This week’s climate talks in Bangkok started on a high note with overviews of countries’ climate efforts, but quickly spiraled downward into arguments over the year’s work plan, the place where the politics were being played out. More than petty bickering, these disagreements were a stark reminder of the political divisions that remain to be overcome.
In the end, after intense negotiations, the meeting delivered modest progress: an agenda to build on the Cancun Agreements before the next Conference of the Parties (COP) in December in Durban, South Africa, and to discuss the broader political issues that were left unresolved in Mexico.
The meeting in Bangkok was the first time since the standing ovations of the Cancun talks last December that countries had met. Bangkok reaffirmed that Cancun offered progress on important issues including commitments and actions to reduce greenhouse gas emissions and frameworks for adaptation, technology, forests and finance.
However, it is also clear that the Cancun Agreements are not the end of the story. If progress is to be maintained, two things need to happen this year. First, negotiators need to fill in many details to implement the Cancun decisions. Second, certain larger political issues that were left unresolved in Mexico need to be addressed.
The Cancun Agreements struck a delicate balance between issues of concern to developing countries, such as adaptation, the provision of financing and deeper emissions cuts by developed countries, and issues of concern to developed countries, such as promises by developing countries to take action and report transparently on their climate efforts. In Bangkok, both sides wanted to make sure their issues stayed on the table this year. At the same time, developing countries were insistent that the bigger political issues that were unresolved in Cancun, such as the future Kyoto Protocol, be addressed in time for COP-17.
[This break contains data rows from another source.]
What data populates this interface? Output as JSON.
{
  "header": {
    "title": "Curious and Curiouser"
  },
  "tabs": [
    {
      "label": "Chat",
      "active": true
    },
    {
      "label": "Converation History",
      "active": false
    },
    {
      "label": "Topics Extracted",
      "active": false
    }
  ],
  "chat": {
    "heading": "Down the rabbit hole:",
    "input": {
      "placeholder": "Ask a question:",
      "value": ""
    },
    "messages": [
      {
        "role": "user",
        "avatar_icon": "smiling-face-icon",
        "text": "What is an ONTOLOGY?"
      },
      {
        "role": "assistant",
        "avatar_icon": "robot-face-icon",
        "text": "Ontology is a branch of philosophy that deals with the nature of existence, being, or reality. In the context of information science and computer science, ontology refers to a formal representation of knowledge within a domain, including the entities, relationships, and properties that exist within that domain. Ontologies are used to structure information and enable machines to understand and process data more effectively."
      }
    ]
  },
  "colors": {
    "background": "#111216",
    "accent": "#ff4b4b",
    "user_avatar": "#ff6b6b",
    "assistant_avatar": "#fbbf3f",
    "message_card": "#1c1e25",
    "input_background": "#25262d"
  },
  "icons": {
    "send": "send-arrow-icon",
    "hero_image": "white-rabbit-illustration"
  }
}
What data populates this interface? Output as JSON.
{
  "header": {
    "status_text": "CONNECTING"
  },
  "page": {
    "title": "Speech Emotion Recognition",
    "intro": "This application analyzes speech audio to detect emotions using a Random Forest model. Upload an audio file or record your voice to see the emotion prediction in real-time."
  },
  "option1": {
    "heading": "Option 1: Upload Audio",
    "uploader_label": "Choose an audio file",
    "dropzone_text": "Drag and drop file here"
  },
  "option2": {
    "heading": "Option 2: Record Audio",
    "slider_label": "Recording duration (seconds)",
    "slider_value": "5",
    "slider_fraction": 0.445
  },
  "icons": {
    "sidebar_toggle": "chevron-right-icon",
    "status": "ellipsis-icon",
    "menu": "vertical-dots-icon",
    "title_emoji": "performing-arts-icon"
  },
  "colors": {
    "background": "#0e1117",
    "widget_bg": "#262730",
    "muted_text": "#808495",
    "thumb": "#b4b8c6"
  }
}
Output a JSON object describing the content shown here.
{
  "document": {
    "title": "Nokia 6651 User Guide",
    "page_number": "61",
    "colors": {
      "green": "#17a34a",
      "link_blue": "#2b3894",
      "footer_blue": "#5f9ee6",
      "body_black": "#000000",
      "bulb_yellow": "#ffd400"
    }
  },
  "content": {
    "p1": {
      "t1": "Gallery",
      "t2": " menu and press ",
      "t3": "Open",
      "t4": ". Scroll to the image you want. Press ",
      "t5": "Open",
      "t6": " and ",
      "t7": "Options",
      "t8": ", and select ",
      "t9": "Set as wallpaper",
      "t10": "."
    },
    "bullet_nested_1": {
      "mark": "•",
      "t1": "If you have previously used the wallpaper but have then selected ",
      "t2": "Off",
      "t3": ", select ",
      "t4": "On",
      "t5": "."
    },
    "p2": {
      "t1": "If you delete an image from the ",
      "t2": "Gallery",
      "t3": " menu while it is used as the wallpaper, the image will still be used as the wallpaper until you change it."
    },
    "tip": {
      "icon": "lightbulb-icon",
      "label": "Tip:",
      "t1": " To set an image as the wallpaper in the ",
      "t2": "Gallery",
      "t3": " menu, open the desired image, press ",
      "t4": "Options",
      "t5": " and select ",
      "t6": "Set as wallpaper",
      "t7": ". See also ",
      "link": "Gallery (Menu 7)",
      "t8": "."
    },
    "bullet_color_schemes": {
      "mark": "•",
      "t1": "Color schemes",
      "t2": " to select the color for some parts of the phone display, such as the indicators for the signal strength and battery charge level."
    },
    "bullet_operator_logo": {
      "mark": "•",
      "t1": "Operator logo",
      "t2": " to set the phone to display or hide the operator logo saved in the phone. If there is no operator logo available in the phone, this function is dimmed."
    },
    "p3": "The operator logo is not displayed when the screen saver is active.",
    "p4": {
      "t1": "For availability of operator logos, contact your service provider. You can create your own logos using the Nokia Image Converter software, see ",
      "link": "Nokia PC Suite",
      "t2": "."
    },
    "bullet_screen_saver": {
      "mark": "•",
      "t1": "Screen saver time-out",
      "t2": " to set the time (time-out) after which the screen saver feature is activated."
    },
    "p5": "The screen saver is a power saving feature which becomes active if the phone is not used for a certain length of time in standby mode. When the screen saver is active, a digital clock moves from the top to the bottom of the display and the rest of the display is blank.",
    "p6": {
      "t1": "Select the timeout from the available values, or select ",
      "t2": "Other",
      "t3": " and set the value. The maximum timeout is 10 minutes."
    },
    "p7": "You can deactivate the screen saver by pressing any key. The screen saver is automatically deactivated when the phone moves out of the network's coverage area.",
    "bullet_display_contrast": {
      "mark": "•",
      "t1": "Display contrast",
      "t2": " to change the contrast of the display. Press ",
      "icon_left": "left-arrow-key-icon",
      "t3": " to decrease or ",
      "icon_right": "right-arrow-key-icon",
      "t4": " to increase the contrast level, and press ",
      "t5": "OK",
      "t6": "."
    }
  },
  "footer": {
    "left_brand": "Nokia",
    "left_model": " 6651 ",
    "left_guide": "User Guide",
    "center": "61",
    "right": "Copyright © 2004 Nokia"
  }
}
The Bangkok agenda sets the groundwork for discussions at the next negotiating session in June in Bonn, Germany on the various elements of the Cancun Agreements, in order to design institutions and rules by COP-17. We also got a glimpse of the important discussions ahead on implementation. Developed and developing countries presented their actions to address climate change in open workshops. In the room, the tone was constructive as countries learned about their counterparts’ efforts to turn broad international pledges into concrete action on the ground. But these workshops also emphasized the need to provide more transparency and consistency around countries’ efforts, as mandated in the Cancun Agreements.
Negotiators also took initial steps to tackle the bigger political questions that were left out in Cancun. Among other developments:
Developing countries made clear in Bangkok that they want developed countries to agree to a second commitment period of the Kyoto Protocol. This is a difficult but very important issue that risks derailing the talks in Durban in December if not addressed properly, but some developed countries showed willingness to take that step under certain conditions to be discussed at the next session.
A continued discussion of the legal form a future additional climate agreement is also on the agenda for the year.
Finally, a review of countries’ commitments to be developed by Durban will aim to bridge the gap between current pledges and the level of ambition needed to meet the 2 degree goal.
Moving forward, countries must implement the provisions of the Cancun Agreements and address the bigger political questions. The agenda is ambitious. The next negotiating session of the UNFCCC in Bonn in June should be the time when process gives way to substance. Countries should get to work on these difficult questions in a spirit of compromise to stay on target for COP-17. There is no time to lose.
In addition, as the details of the agreements are negotiated over the coming weeks and months, countries need to continue to move ahead with their own national plans to reduce carbon emissions and shift to cleaner, lower carbon energy sources. More action is urgently needed at the national and international level.